Yet, I find that short stories are also functioning like matches, casting brief flares into the dark heart of the novel that I'm drafting. Or, at this point, thinking about making notes on prior to drafting. Yeah. It's been that kind of writing season. Ideas are circling, revealing a few scenes, and then flying off. Meanwhile, here I sit, listening to podcasts and scrolling through Facebook and fearing setting pen to paper.
And listening to the Tolkien Professor podcasts and trying to not talk to the Pumpkin King about my disappointment with the latest Hobbit film. When we saw the movie, I was as twitchy as a toddler by the end, sighing and shifting in my seat each time an orc feigned death only to rise again for several additional minutes of battle. Yeah, I know. Named orcs have 50K hit points and get extra ones from each unnamed orc who falls to a war pig or half-dead but brave villager. These ultimate battles have been promised since the first film and everyone is looking forward to them. But they didn't resonate for me the way Galadriel's moment of kick-assery did, nor the way the songs over the end credits hinted at movies that could have been made. So today, while enjoying a sunny drive taking the long way home (it's been grey, cold, and drizzly for several days), I started to think that part of the challenge of the Hobbit films was having to recapitulate (even if you reimagine parts of it) the story.

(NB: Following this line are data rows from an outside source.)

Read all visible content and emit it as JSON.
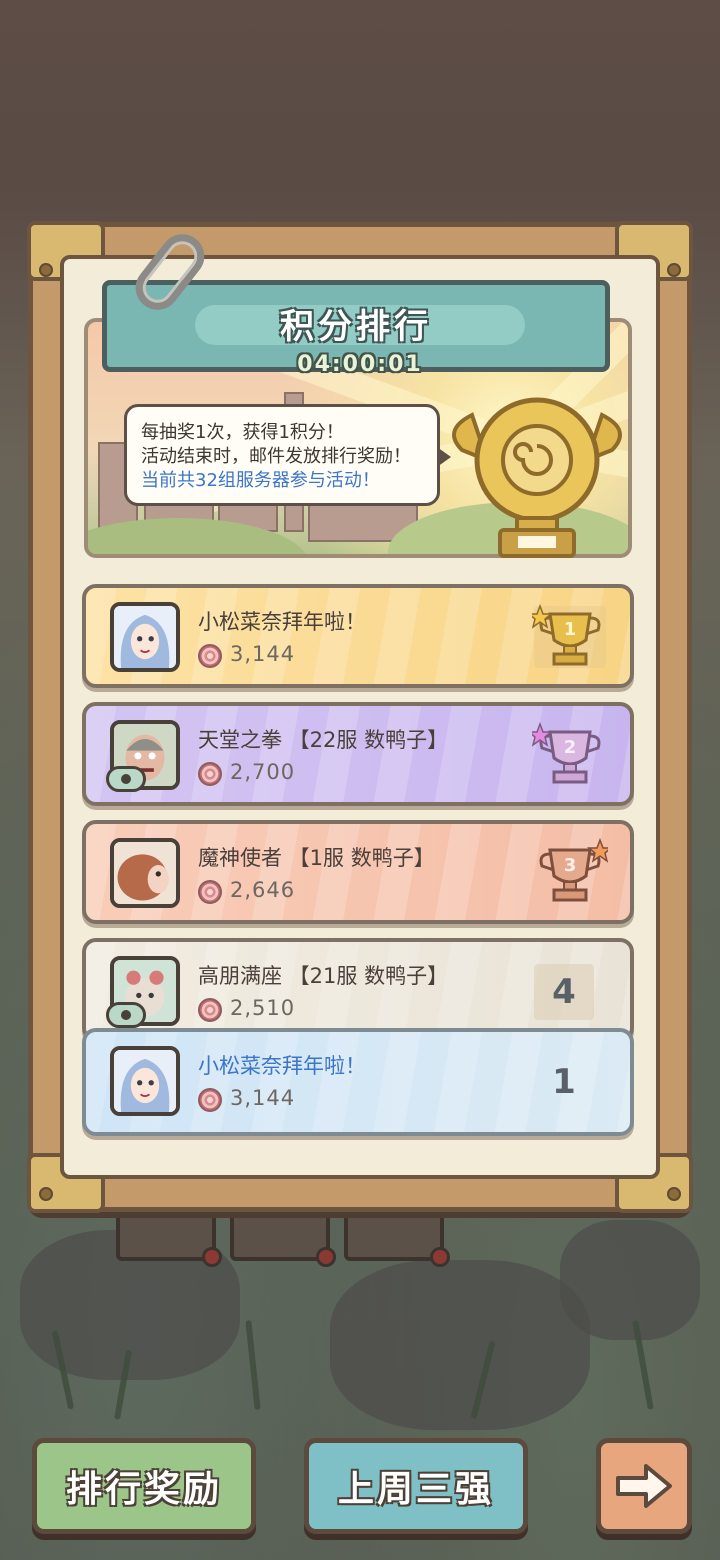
{
  "header": {
    "title": "积分排行",
    "countdown": "04:00:01"
  },
  "info": {
    "line1": "每抽奖1次，获得1积分！",
    "line2": "活动结束时，邮件发放排行奖励！",
    "line3": "当前共32组服务器参与活动！"
  },
  "ranking": [
    {
      "name": "小松菜奈拜年啦！",
      "score": "3,144",
      "rank": "1"
    },
    {
      "name": "天堂之拳 【22服 数鸭子】",
      "score": "2,700",
      "rank": "2"
    },
    {
      "name": "魔神使者 【1服 数鸭子】",
      "score": "2,646",
      "rank": "3"
    },
    {
      "name": "高朋满座 【21服 数鸭子】",
      "score": "2,510",
      "rank": "4"
    }
  ],
  "self": {
    "name": "小松菜奈拜年啦！",
    "score": "3,144",
    "rank": "1"
  },
  "buttons": {
    "rewards": "排行奖励",
    "last_week": "上周三强"
  },
  "colors": {
    "gold_row": "#fde2a5",
    "purple_row": "#d3c5f2",
    "bronze_row": "#f9cdb9",
    "self_row": "#cfe5f6",
    "self_name": "#3b76c9"
  },
  "icons": {
    "currency": "spiral-coin-icon",
    "next": "arrow-right-icon"
  }
}
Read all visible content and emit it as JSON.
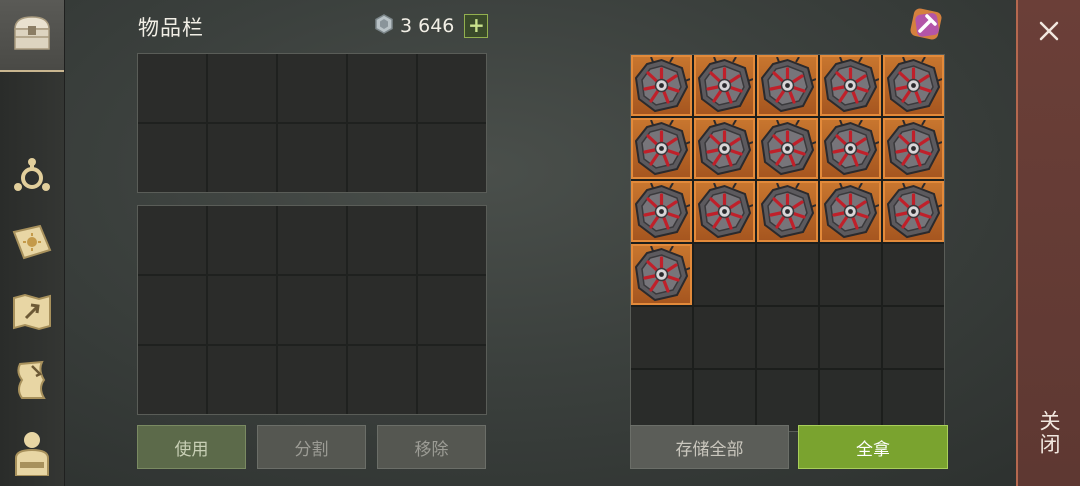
{
  "inventory": {
    "title": "物品栏",
    "currency_amount": "3 646",
    "currency_icon": "silver-coin-icon",
    "add_label": "+",
    "grid_top": {
      "rows": 2,
      "cols": 5
    },
    "grid_bottom": {
      "rows": 3,
      "cols": 5
    },
    "buttons": {
      "use": "使用",
      "split": "分割",
      "remove": "移除"
    }
  },
  "loot": {
    "item_count": 16,
    "item_icon": "spiked-shield-icon",
    "total_slots": 30,
    "buttons": {
      "store_all": "存储全部",
      "take_all": "全拿"
    }
  },
  "sidebar": {
    "icons": [
      "chest-icon",
      "crafting-icon",
      "journal-icon",
      "map-icon",
      "scroll-icon",
      "character-icon"
    ]
  },
  "close": {
    "label": "关闭"
  },
  "colors": {
    "accent_orange": "#e38a3a",
    "take_green": "#7aa32f",
    "close_red": "#6b3f38"
  }
}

If I had the chance to make a trilogy of movies based on The Hobbit (at least if that opportunity came, oh, today), I would prefer to pick pieces of the book. These pieces:
1. Dark Webs in the Bright Leaves: This opening movie would be the story of the sylvan elves and their battle with the spiders. Focusing on the conflict between being stewards and the possibility of eternal learning and care versus the necessity of determining what requires fighting and when sacrifice is justified, this initial installment could have plenty of music (Elves--not just bleach and eyebrows) and conflict. Flashbacks to previous dragon battles? A demonstration of the way that we ignore danger because it's just far enough away to be someone else's problem? Do gated communities work as safeguards? The end would hint at the growing darkness and maybe include a rumor of dwarves. This could establish the deep history of the world (what else are the elves but the visible manifestation of the deep natural history) but also set up the idea of changes and at the same time the rot of long-dead empires or ideas contaminating the present/future.
2. A Brief Kingdom: This movie would take place in The Lonely Mountain in between the death of the dragon and the (spoiler alert?) death of Thorin and would focus entirely on Thorin. Flashbacks might give some backstory, but the interaction of the dwarves could establish a good deal of their character and Thorin would get an entire movie to enact his accession, fall, and redemption, with the benefit of introducing Bilbo, who will be the focus of the last movie.
3. The Road and the Tale: This final movie would take place entirely on Bilbo's return to the shire, as he explains to various companions (Gandalf? Various elves? A passing ranger?) what has happened and we begin to see how the story that we've experienced from various viewpoints becomes the story of a particular hobbit whose family will become so important to the upcoming LOTR trilogy. I love the idea of watching a story becoming myth as Bilbo continues to refine what he will remember from the adventures.
Breaking the story free from the book and plunging deeper into certain pieces struck me as a way to wind through the story without just repeating it. To give one a chance to both honor the source material and demonstrate that stories change every time they are retold.
It is manifestly a good thing that I will never get the opportunity to recreate a trilogy.